Here’s Why You Want Women on Your Board

Here’s Why You Want Women on Your Board

We’ve seen plenty of research showing that companies with more women in leadership roles, whether in the C-suite or on the board, tend to be a bit more profitable, outperform their peers at corporate governance, and enjoy more positive reputations; what’s less understood is why. What, specifically, do women executives or directors bring to the table that all-male leadership teams don’t have? A recent study sheds some light on this question, Alina Dizik writes at the Wall Street Journal, finding that women directors are “likely to bring a half-dozen skills important to decision making that weren’t well-represented on their boards before their arrival: risk management, human resources, sustainability, politics or government, regulatory or compliance, and corporate governance”:

These are the findings of Daehyun Kim, assistant professor of accounting at the University of Toronto’s Rotman School of Management, who says he reached his conclusions after reviewing proxy statements filed with the Securities and Exchange Commission that detailed the skills, qualifications and expertise of incoming directors. Dr. Kim focused on smaller companies, the S&P SmallCap 600, because there is less gender diversity in smaller companies, he says. But according to his research, he says, similar results can be seen on boards of the largest 1,500 public companies in the U.S.

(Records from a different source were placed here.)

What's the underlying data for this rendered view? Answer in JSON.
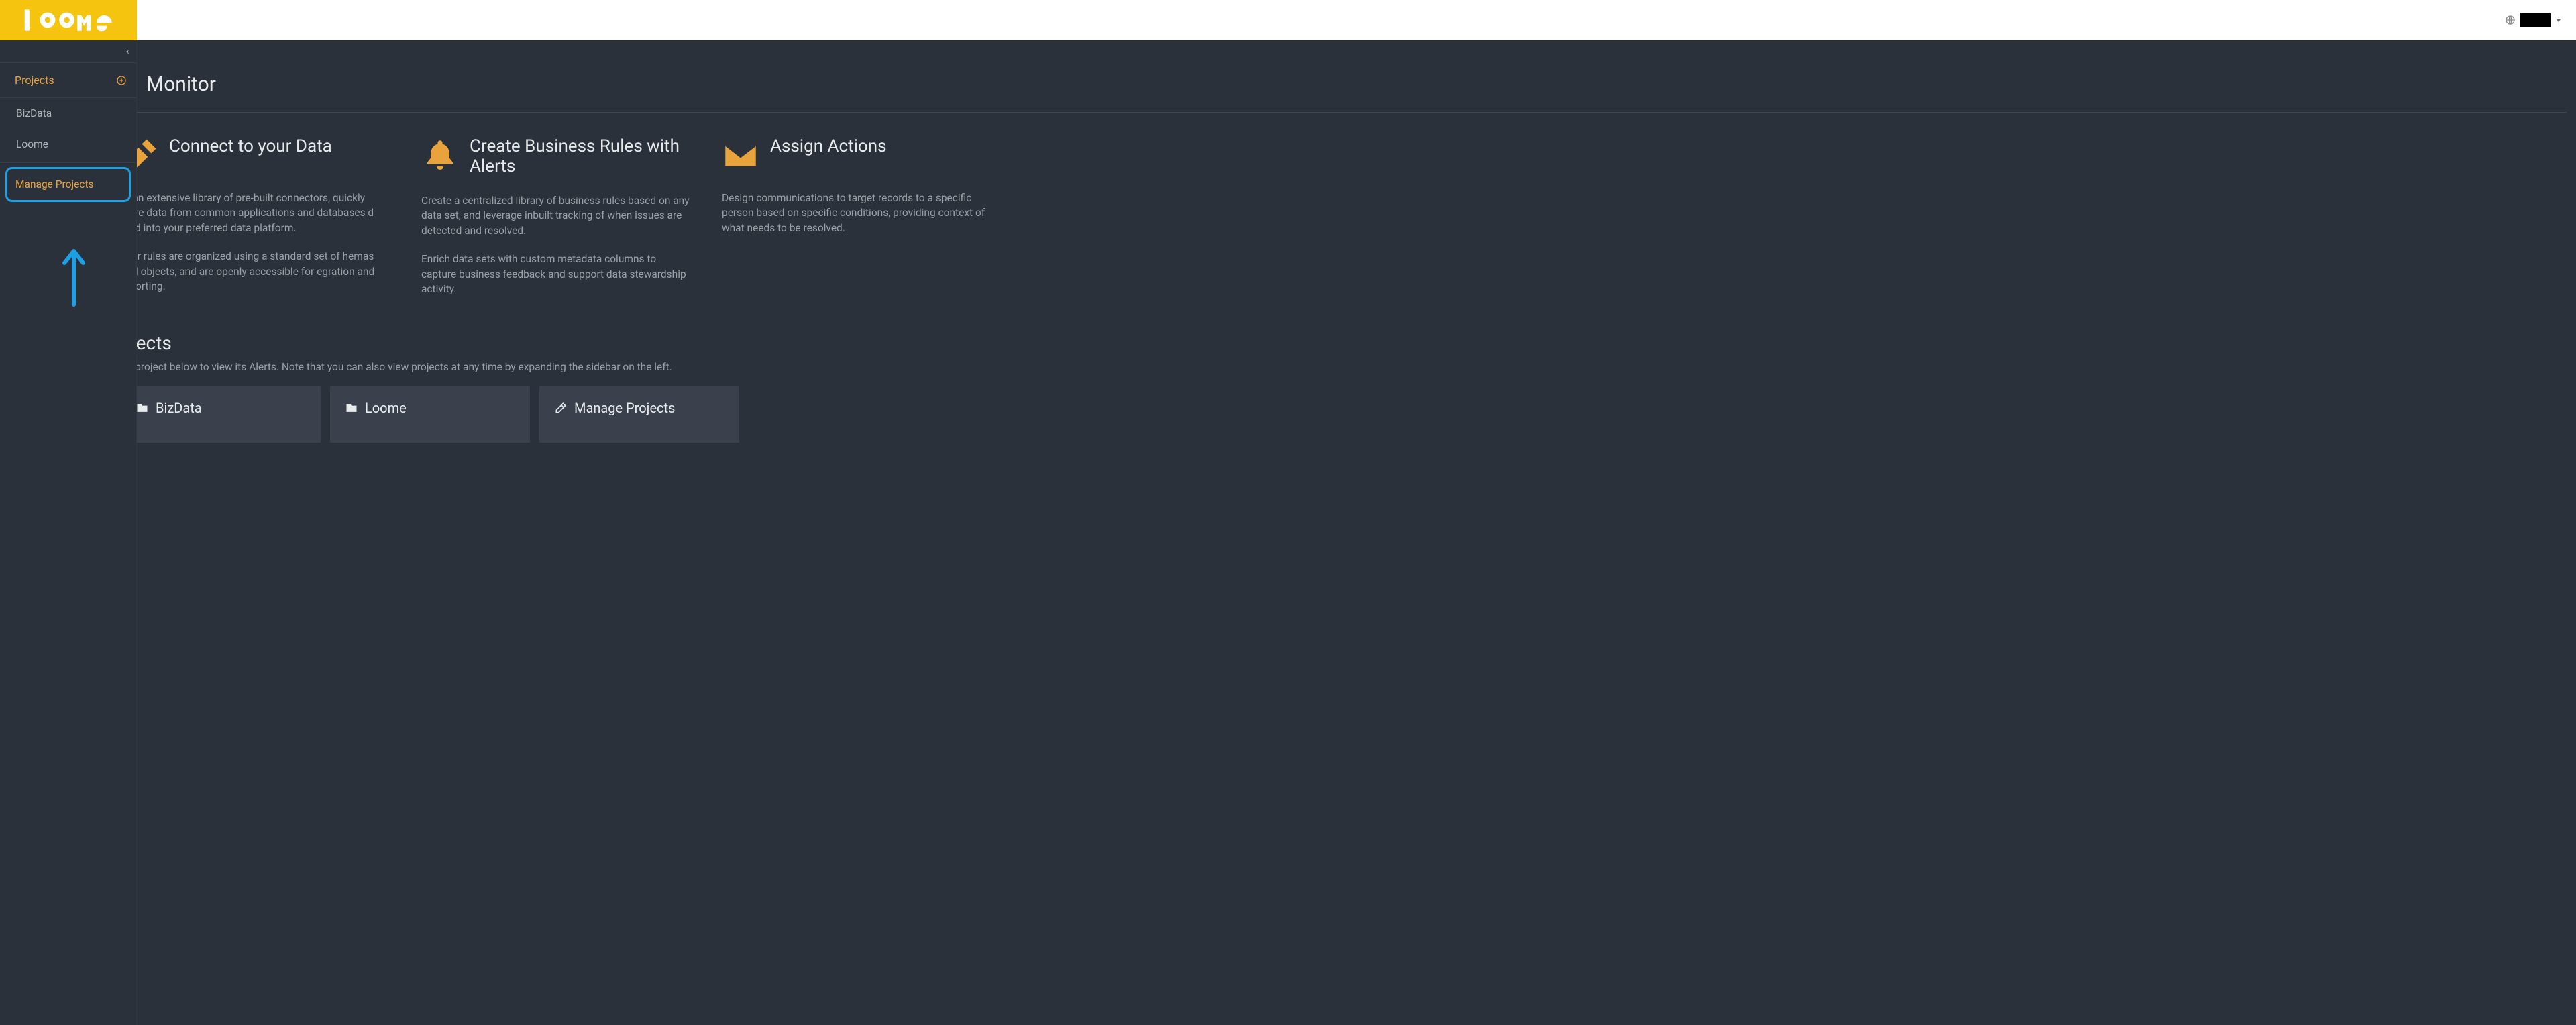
{
  "colors": {
    "accent": "#f5c40f",
    "orange": "#e8a33c",
    "highlight_border": "#1ea0e6",
    "panel": "#2b313b",
    "card": "#3a414d"
  },
  "logo_text": "loome",
  "topbar": {
    "user_label": ""
  },
  "sidebar": {
    "header": "Projects",
    "items": [
      {
        "label": "BizData"
      },
      {
        "label": "Loome"
      },
      {
        "label": "Manage Projects"
      }
    ]
  },
  "page": {
    "title_visible_fragment": "Monitor"
  },
  "features": [
    {
      "icon": "plug",
      "title": "Connect to your Data",
      "body": [
        "th an extensive library of pre-built connectors, quickly quire data from common applications and databases d load into your preferred data platform.",
        "your rules are organized using a standard set of hemas and objects, and are openly accessible for egration and reporting."
      ]
    },
    {
      "icon": "bell",
      "title": "Create Business Rules with Alerts",
      "body": [
        "Create a centralized library of business rules based on any data set, and leverage inbuilt tracking of when issues are detected and resolved.",
        "Enrich data sets with custom metadata columns to capture business feedback and support data stewardship activity."
      ]
    },
    {
      "icon": "envelope",
      "title": "Assign Actions",
      "body": [
        "Design communications to target records to a specific person based on specific conditions, providing context of what needs to be resolved."
      ]
    }
  ],
  "projects": {
    "heading_visible_fragment": "ojects",
    "subtext_visible_fragment": "t a project below to view its Alerts. Note that you can also view projects at any time by expanding the sidebar on the left.",
    "cards": [
      {
        "icon": "folder",
        "label": "BizData"
      },
      {
        "icon": "folder",
        "label": "Loome"
      },
      {
        "icon": "edit",
        "label": "Manage Projects"
      }
    ]
  }
}
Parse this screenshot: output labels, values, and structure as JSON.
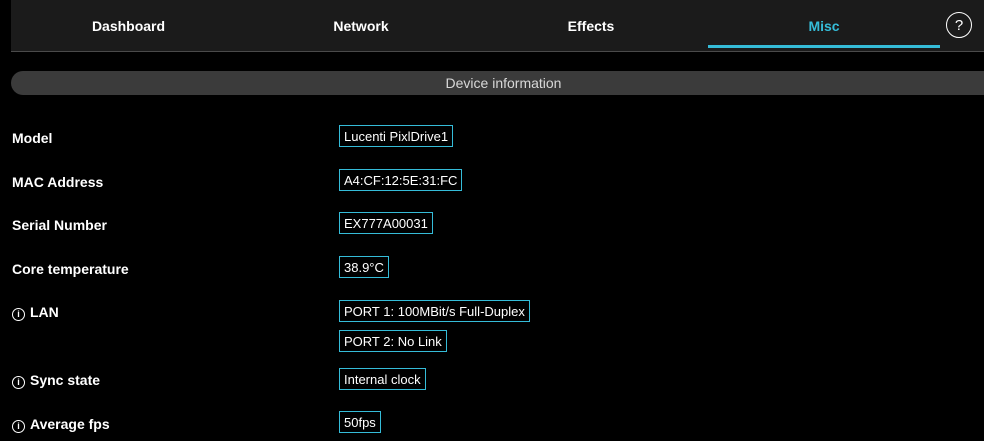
{
  "tabs": [
    {
      "label": "Dashboard",
      "active": false
    },
    {
      "label": "Network",
      "active": false
    },
    {
      "label": "Effects",
      "active": false
    },
    {
      "label": "Misc",
      "active": true
    }
  ],
  "help_label": "?",
  "section_title": "Device information",
  "rows": {
    "model": {
      "label": "Model",
      "value": "Lucenti PixlDrive1"
    },
    "mac": {
      "label": "MAC Address",
      "value": "A4:CF:12:5E:31:FC"
    },
    "serial": {
      "label": "Serial Number",
      "value": "EX777A00031"
    },
    "temp": {
      "label": "Core temperature",
      "value": "38.9°C"
    },
    "lan": {
      "label": "LAN",
      "port1": "PORT 1: 100MBit/s Full-Duplex",
      "port2": "PORT 2: No Link"
    },
    "sync": {
      "label": "Sync state",
      "value": "Internal clock"
    },
    "fps": {
      "label": "Average fps",
      "value": "50fps"
    }
  },
  "info_icon_glyph": "i",
  "colors": {
    "accent": "#35bcd8",
    "background": "#000000",
    "navbar": "#1b1b1b",
    "section_bar": "#3b3b3b"
  }
}
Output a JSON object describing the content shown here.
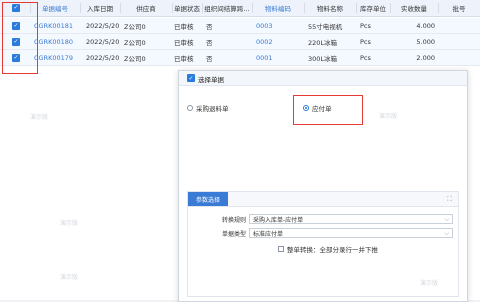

This research further illustrates how harmful it is for boards to buy into the myth that there are no qualified women available to join them. Not only are these organizations losing out on the invaluable perspective to be gained from including women, they are also ignoring a talent pool with critically important competencies. If a board can’t find any qualified female directors, perhaps their definition of “qualified” is excluding women with skills they don’t realize they need. Especially at a time when boards are under increasing pressure to step up their governance activities and get more involved in HR and talent management, these findings make the already strong case for gender diversity on boards even more compelling.